* **WHAT YOU SHOULD DO**
Look over the lines below. Report each one that includes the string "message".

* **Records from a data collection**
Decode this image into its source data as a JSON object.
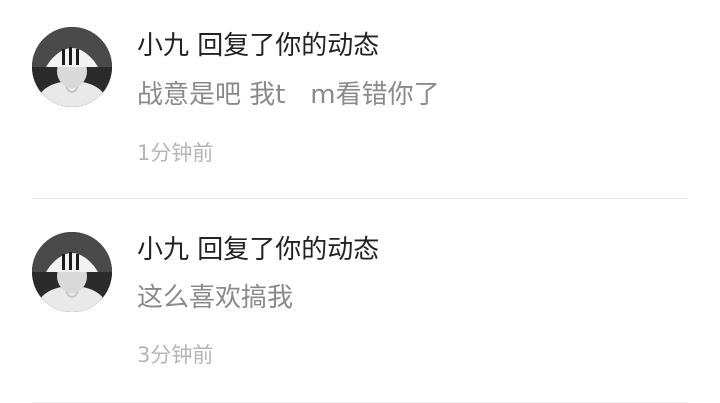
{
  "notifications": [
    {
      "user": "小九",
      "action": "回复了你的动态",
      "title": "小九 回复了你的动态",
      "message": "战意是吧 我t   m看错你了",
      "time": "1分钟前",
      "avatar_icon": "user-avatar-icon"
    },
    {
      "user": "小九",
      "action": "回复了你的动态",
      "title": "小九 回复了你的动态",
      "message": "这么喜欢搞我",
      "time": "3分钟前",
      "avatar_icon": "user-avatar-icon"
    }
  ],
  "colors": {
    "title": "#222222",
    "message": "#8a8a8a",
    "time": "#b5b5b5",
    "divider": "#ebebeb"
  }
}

* **RESULT OF THIS EXERCISE**
      "message": "战意是吧 我t   m看错你了",
      "message": "这么喜欢搞我",
    "message": "#8a8a8a",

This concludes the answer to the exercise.